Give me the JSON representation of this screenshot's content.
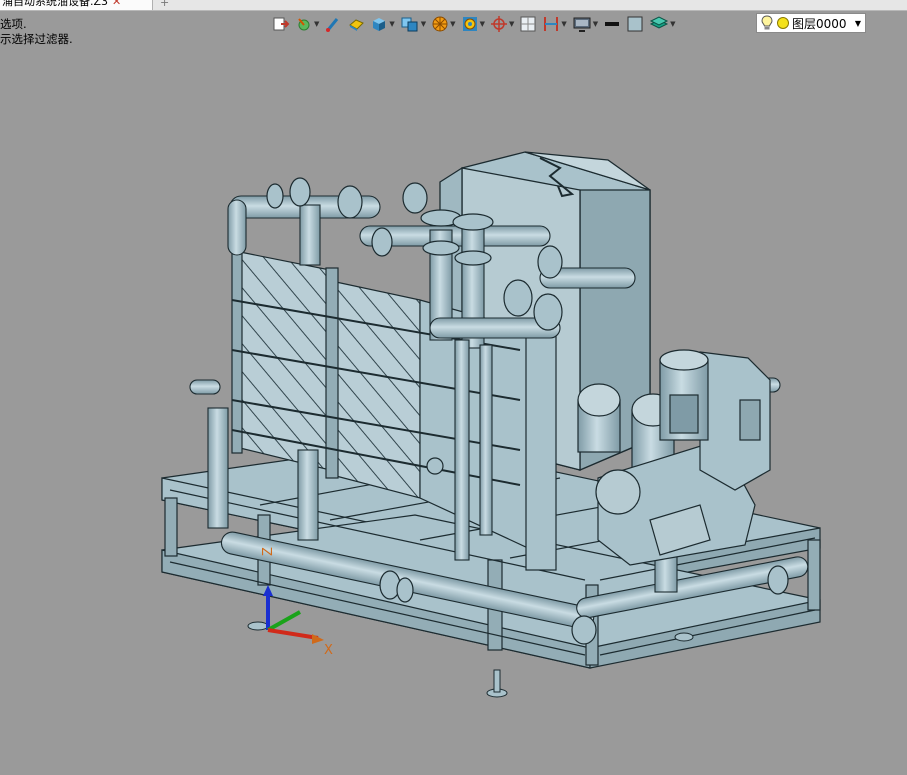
{
  "tab": {
    "title": "涌自动系统油设备.Z3",
    "close": "✕",
    "new_tab": "+"
  },
  "prompt": {
    "line1": "选项.",
    "line2": "示选择过滤器."
  },
  "toolbar": {
    "icons": [
      "exit-icon",
      "sketch-icon",
      "brush-icon",
      "eraser-icon",
      "cube-icon",
      "view-cube-icon",
      "wheel-icon",
      "target-icon",
      "crosshair-icon",
      "grid-icon",
      "dimension-icon",
      "monitor-icon",
      "line-style-icon",
      "color-swatch-icon",
      "layer-stack-icon"
    ],
    "layer": {
      "name": "图层0000",
      "bulb": "lightbulb-icon",
      "status": "layer-on-icon"
    }
  },
  "viewport": {
    "background": "#9a9a9a",
    "model_color": "#a9c2cb",
    "axis": {
      "x_label": "X",
      "z_label": "Z"
    }
  }
}
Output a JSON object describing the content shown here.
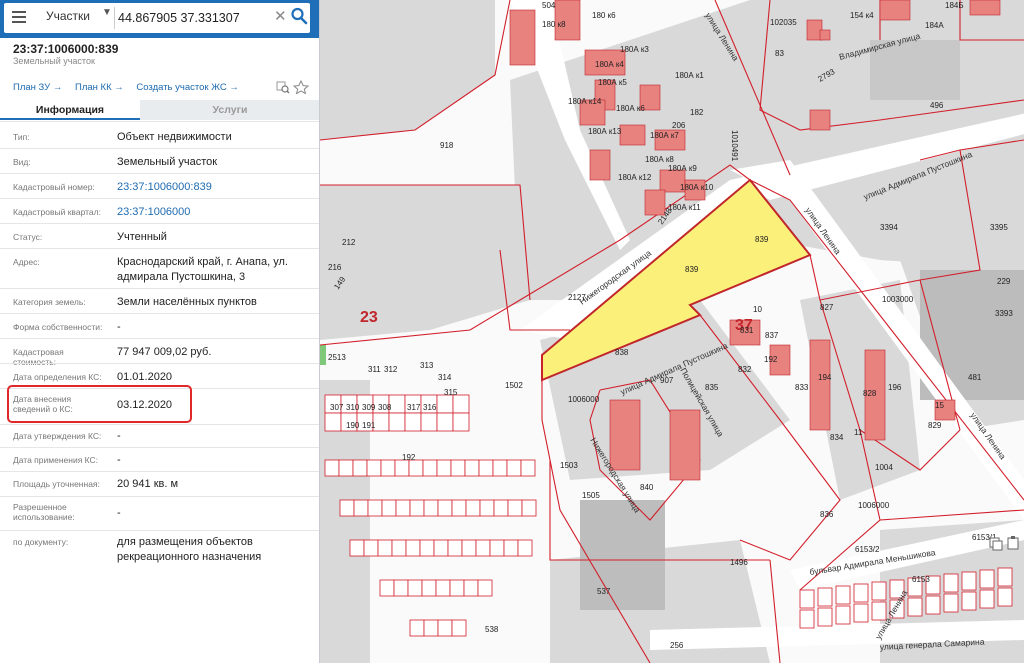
{
  "search": {
    "type_label": "Участки",
    "query": "44.867905 37.331307"
  },
  "object": {
    "cad_number": "23:37:1006000:839",
    "subtitle": "Земельный участок"
  },
  "links": [
    "План ЗУ →",
    "План КК →",
    "Создать участок ЖС →"
  ],
  "tabs": {
    "info": "Информация",
    "services": "Услуги"
  },
  "rows": [
    {
      "label": "Тип:",
      "value": "Объект недвижимости"
    },
    {
      "label": "Вид:",
      "value": "Земельный участок"
    },
    {
      "label": "Кадастровый номер:",
      "value": "23:37:1006000:839"
    },
    {
      "label": "Кадастровый квартал:",
      "value": "23:37:1006000"
    },
    {
      "label": "Статус:",
      "value": "Учтенный"
    },
    {
      "label": "Адрес:",
      "value": "Краснодарский край, г. Анапа, ул. адмирала Пустошкина, 3"
    },
    {
      "label": "Категория земель:",
      "value": "Земли населённых пунктов"
    },
    {
      "label": "Форма собственности:",
      "value": "-"
    },
    {
      "label": "Кадастровая стоимость:",
      "value": "77 947 009,02 руб."
    },
    {
      "label": "Дата определения КС:",
      "value": "01.01.2020"
    },
    {
      "label": "Дата внесения сведений о КС:",
      "value": "03.12.2020"
    },
    {
      "label": "Дата утверждения КС:",
      "value": "-"
    },
    {
      "label": "Дата применения КС:",
      "value": "-"
    },
    {
      "label": "Площадь уточненная:",
      "value": "20 941 кв. м"
    },
    {
      "label": "Разрешенное использование:",
      "value": "-"
    },
    {
      "label": "по документу:",
      "value": "для размещения объектов рекреационного назначения"
    }
  ],
  "map": {
    "quarter_labels": [
      "23",
      "37"
    ],
    "streets": [
      "Нижегородская улица",
      "улица Адмирала Пустошкина",
      "улица Ленина",
      "Владимирская улица",
      "улица Адмирала Пустошкина",
      "Полицейская улица",
      "бульвар Адмирала Меньшикова",
      "улица генерала Самарина",
      "улица Ленина",
      "Нижегородская улица",
      "улица Ленина",
      "улица Ленина"
    ],
    "parcels": [
      "839",
      "839",
      "838",
      "840",
      "835",
      "836",
      "837",
      "827",
      "831",
      "832",
      "833",
      "834",
      "828",
      "829",
      "192",
      "194",
      "196",
      "1502",
      "1503",
      "1505",
      "1004",
      "1003000",
      "1006000",
      "1006000",
      "1010491",
      "918",
      "1496",
      "537",
      "538",
      "256",
      "481",
      "229",
      "3393",
      "3394",
      "3395",
      "2513",
      "2127",
      "2148",
      "2793",
      "496",
      "102035",
      "83",
      "180А к1",
      "180А к3",
      "180А к4",
      "180А к5",
      "180А к6",
      "180А к7",
      "180А к8",
      "180А к9",
      "180А к10",
      "180А к11",
      "180А к12",
      "180А к13",
      "180А к14",
      "180 к6",
      "180 к8",
      "504",
      "182",
      "206",
      "154 к4",
      "184А",
      "184Б",
      "907",
      "15",
      "11",
      "10",
      "311",
      "312",
      "313",
      "314",
      "315",
      "316",
      "317",
      "310",
      "309",
      "308",
      "307",
      "190",
      "191",
      "192",
      "212",
      "216",
      "149",
      "6153",
      "6153/1",
      "6153/2"
    ],
    "colors": {
      "selected_fill": "#fbf17a",
      "boundary": "#d21f2b",
      "building": "#e8827f"
    }
  }
}
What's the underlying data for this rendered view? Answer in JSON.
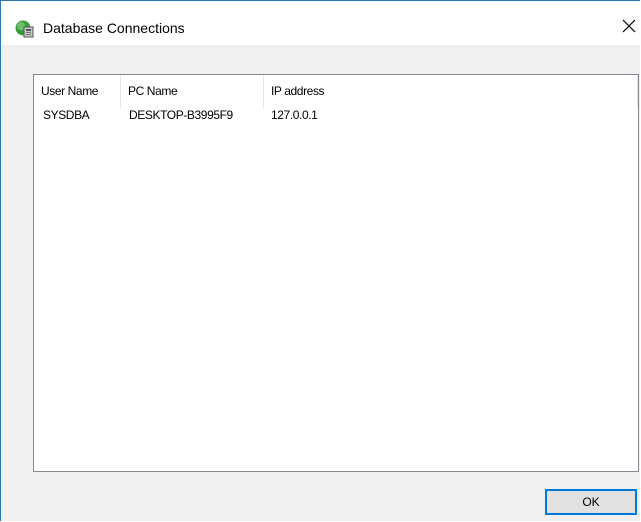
{
  "window": {
    "title": "Database Connections",
    "icon": "database-connection-icon",
    "close_icon": "close-icon"
  },
  "table": {
    "columns": [
      "User Name",
      "PC Name",
      "IP address"
    ],
    "rows": [
      [
        "SYSDBA",
        "DESKTOP-B3995F9",
        "127.0.0.1"
      ]
    ]
  },
  "buttons": {
    "ok_label": "OK"
  },
  "colors": {
    "accent": "#0078d7",
    "border": "#2b79b5",
    "dialog_bg": "#f0f0f0"
  }
}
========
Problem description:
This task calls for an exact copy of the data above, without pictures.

Task result:
Give me the JSON representation of this screenshot's content.
{
  "tab": {
    "title": "涌自动系统油设备.Z3",
    "close": "✕",
    "new_tab": "+"
  },
  "prompt": {
    "line1": "选项.",
    "line2": "示选择过滤器."
  },
  "toolbar": {
    "icons": [
      "exit-icon",
      "sketch-icon",
      "brush-icon",
      "eraser-icon",
      "cube-icon",
      "view-cube-icon",
      "wheel-icon",
      "target-icon",
      "crosshair-icon",
      "grid-icon",
      "dimension-icon",
      "monitor-icon",
      "line-style-icon",
      "color-swatch-icon",
      "layer-stack-icon"
    ],
    "layer": {
      "name": "图层0000",
      "bulb": "lightbulb-icon",
      "status": "layer-on-icon"
    }
  },
  "viewport": {
    "background": "#9a9a9a",
    "model_color": "#a9c2cb",
    "axis": {
      "x_label": "X",
      "z_label": "Z"
    }
  }
}
Output a JSON object describing the content shown here.
{
  "search": {
    "type_label": "Участки",
    "query": "44.867905 37.331307"
  },
  "object": {
    "cad_number": "23:37:1006000:839",
    "subtitle": "Земельный участок"
  },
  "links": [
    "План ЗУ →",
    "План КК →",
    "Создать участок ЖС →"
  ],
  "tabs": {
    "info": "Информация",
    "services": "Услуги"
  },
  "rows": [
    {
      "label": "Тип:",
      "value": "Объект недвижимости"
    },
    {
      "label": "Вид:",
      "value": "Земельный участок"
    },
    {
      "label": "Кадастровый номер:",
      "value": "23:37:1006000:839"
    },
    {
      "label": "Кадастровый квартал:",
      "value": "23:37:1006000"
    },
    {
      "label": "Статус:",
      "value": "Учтенный"
    },
    {
      "label": "Адрес:",
      "value": "Краснодарский край, г. Анапа, ул. адмирала Пустошкина, 3"
    },
    {
      "label": "Категория земель:",
      "value": "Земли населённых пунктов"
    },
    {
      "label": "Форма собственности:",
      "value": "-"
    },
    {
      "label": "Кадастровая стоимость:",
      "value": "77 947 009,02 руб."
    },
    {
      "label": "Дата определения КС:",
      "value": "01.01.2020"
    },
    {
      "label": "Дата внесения сведений о КС:",
      "value": "03.12.2020"
    },
    {
      "label": "Дата утверждения КС:",
      "value": "-"
    },
    {
      "label": "Дата применения КС:",
      "value": "-"
    },
    {
      "label": "Площадь уточненная:",
      "value": "20 941 кв. м"
    },
    {
      "label": "Разрешенное использование:",
      "value": "-"
    },
    {
      "label": "по документу:",
      "value": "для размещения объектов рекреационного назначения"
    }
  ],
  "map": {
    "quarter_labels": [
      "23",
      "37"
    ],
    "streets": [
      "Нижегородская улица",
      "улица Адмирала Пустошкина",
      "улица Ленина",
      "Владимирская улица",
      "улица Адмирала Пустошкина",
      "Полицейская улица",
      "бульвар Адмирала Меньшикова",
      "улица генерала Самарина",
      "улица Ленина",
      "Нижегородская улица",
      "улица Ленина",
      "улица Ленина"
    ],
    "parcels": [
      "839",
      "839",
      "838",
      "840",
      "835",
      "836",
      "837",
      "827",
      "831",
      "832",
      "833",
      "834",
      "828",
      "829",
      "192",
      "194",
      "196",
      "1502",
      "1503",
      "1505",
      "1004",
      "1003000",
      "1006000",
      "1006000",
      "1010491",
      "918",
      "1496",
      "537",
      "538",
      "256",
      "481",
      "229",
      "3393",
      "3394",
      "3395",
      "2513",
      "2127",
      "2148",
      "2793",
      "496",
      "102035",
      "83",
      "180А к1",
      "180А к3",
      "180А к4",
      "180А к5",
      "180А к6",
      "180А к7",
      "180А к8",
      "180А к9",
      "180А к10",
      "180А к11",
      "180А к12",
      "180А к13",
      "180А к14",
      "180 к6",
      "180 к8",
      "504",
      "182",
      "206",
      "154 к4",
      "184А",
      "184Б",
      "907",
      "15",
      "11",
      "10",
      "311",
      "312",
      "313",
      "314",
      "315",
      "316",
      "317",
      "310",
      "309",
      "308",
      "307",
      "190",
      "191",
      "192",
      "212",
      "216",
      "149",
      "6153",
      "6153/1",
      "6153/2"
    ],
    "colors": {
      "selected_fill": "#fbf17a",
      "boundary": "#d21f2b",
      "building": "#e8827f"
    }
  }
}
What's the underlying data for this rendered view? Answer in JSON.
{
  "window": {
    "title": "Database Connections",
    "icon": "database-connection-icon",
    "close_icon": "close-icon"
  },
  "table": {
    "columns": [
      "User Name",
      "PC Name",
      "IP address"
    ],
    "rows": [
      [
        "SYSDBA",
        "DESKTOP-B3995F9",
        "127.0.0.1"
      ]
    ]
  },
  "buttons": {
    "ok_label": "OK"
  },
  "colors": {
    "accent": "#0078d7",
    "border": "#2b79b5",
    "dialog_bg": "#f0f0f0"
  }
}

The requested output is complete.